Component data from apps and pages
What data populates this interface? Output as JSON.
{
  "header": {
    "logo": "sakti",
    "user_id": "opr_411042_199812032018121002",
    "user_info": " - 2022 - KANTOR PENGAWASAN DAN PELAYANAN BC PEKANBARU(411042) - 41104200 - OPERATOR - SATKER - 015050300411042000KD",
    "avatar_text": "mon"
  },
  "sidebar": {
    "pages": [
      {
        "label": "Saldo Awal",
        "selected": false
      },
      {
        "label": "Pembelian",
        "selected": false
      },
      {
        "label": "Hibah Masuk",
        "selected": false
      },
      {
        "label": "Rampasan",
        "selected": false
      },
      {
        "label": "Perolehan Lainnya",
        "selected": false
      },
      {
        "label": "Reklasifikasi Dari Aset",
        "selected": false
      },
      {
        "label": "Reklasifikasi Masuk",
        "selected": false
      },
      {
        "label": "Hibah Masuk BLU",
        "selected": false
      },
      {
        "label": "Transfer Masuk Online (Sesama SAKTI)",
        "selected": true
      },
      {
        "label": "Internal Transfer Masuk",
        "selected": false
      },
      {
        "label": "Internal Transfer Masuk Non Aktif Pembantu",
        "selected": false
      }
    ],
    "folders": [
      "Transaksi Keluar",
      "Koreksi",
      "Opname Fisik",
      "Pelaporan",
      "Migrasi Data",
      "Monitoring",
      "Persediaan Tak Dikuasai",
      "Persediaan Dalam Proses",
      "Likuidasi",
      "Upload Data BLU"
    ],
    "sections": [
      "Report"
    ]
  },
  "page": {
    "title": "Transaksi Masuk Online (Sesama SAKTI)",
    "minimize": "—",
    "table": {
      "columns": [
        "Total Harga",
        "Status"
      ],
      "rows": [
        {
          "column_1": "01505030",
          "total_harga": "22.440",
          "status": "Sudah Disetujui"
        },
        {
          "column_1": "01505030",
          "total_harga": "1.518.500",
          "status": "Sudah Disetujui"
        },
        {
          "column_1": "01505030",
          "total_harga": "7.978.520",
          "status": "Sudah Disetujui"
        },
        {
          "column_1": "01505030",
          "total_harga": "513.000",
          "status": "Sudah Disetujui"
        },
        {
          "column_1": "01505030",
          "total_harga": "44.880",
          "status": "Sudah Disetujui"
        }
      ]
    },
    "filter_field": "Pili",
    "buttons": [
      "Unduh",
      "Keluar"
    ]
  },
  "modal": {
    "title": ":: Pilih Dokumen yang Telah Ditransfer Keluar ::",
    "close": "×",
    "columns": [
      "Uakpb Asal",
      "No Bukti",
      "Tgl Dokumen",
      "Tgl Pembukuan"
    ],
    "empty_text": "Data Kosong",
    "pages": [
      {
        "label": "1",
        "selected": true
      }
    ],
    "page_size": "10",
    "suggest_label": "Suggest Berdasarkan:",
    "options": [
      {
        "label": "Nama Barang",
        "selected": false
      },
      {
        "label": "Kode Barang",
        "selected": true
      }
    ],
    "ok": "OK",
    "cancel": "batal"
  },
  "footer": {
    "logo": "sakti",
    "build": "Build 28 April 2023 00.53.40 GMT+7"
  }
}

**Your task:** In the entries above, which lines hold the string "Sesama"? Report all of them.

**Answer area:**
        "label": "Transfer Masuk Online (Sesama SAKTI)",
    "title": "Transaksi Masuk Online (Sesama SAKTI)",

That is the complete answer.